▸ Directions for this task
Only the lines from the one with "What data populates" onward are wanted, through the last line of the entries, set down exactly.

<<<<

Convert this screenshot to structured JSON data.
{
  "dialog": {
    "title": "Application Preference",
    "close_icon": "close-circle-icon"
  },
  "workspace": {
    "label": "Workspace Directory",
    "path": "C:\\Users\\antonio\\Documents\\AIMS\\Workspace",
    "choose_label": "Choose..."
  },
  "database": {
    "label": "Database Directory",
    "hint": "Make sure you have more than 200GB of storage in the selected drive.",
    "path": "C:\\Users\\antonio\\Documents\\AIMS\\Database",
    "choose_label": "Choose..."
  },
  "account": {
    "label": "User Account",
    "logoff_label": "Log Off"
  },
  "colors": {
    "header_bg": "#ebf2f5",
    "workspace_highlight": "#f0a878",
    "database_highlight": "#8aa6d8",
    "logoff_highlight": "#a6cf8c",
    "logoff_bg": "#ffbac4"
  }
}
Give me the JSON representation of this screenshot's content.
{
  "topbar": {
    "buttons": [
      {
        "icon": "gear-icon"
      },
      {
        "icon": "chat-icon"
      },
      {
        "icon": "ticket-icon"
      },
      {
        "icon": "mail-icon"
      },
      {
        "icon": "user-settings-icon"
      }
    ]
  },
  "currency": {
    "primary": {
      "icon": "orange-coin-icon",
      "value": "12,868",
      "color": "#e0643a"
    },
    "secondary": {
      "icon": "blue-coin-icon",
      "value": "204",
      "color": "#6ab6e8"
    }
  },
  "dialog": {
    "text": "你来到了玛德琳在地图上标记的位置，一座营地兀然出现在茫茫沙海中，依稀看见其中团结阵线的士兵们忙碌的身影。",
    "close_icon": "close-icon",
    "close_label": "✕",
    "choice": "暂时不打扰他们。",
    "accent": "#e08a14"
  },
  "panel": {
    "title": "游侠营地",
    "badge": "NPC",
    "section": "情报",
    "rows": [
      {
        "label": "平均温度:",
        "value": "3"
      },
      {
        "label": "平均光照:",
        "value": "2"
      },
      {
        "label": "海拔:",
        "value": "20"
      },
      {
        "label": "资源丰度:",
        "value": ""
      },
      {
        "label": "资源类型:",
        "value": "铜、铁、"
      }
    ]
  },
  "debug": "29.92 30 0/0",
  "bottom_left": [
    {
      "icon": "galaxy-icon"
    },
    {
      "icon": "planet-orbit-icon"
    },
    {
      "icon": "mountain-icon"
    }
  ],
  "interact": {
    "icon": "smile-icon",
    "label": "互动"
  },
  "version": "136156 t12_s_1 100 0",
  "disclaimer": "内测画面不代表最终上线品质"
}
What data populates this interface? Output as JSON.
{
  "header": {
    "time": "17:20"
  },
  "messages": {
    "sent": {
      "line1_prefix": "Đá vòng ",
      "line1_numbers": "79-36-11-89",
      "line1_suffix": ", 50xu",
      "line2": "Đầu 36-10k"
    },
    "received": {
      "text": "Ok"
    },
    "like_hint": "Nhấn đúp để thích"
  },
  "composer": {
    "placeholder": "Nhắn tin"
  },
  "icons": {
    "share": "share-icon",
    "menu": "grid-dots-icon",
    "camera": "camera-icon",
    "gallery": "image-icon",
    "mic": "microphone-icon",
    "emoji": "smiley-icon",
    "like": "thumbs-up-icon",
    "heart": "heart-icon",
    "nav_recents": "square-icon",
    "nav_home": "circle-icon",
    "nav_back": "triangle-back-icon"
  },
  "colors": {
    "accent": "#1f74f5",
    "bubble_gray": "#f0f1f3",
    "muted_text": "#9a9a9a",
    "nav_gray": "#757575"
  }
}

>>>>

▸ Output
What data populates this interface? Output as JSON.
{
  "header": {
    "time": "17:20"
  },
  "messages": {
    "sent": {
      "line1_prefix": "Đá vòng ",
      "line1_numbers": "79-36-11-89",
      "line1_suffix": ", 50xu",
      "line2": "Đầu 36-10k"
    },
    "received": {
      "text": "Ok"
    },
    "like_hint": "Nhấn đúp để thích"
  },
  "composer": {
    "placeholder": "Nhắn tin"
  },
  "icons": {
    "share": "share-icon",
    "menu": "grid-dots-icon",
    "camera": "camera-icon",
    "gallery": "image-icon",
    "mic": "microphone-icon",
    "emoji": "smiley-icon",
    "like": "thumbs-up-icon",
    "heart": "heart-icon",
    "nav_recents": "square-icon",
    "nav_home": "circle-icon",
    "nav_back": "triangle-back-icon"
  },
  "colors": {
    "accent": "#1f74f5",
    "bubble_gray": "#f0f1f3",
    "muted_text": "#9a9a9a",
    "nav_gray": "#757575"
  }
}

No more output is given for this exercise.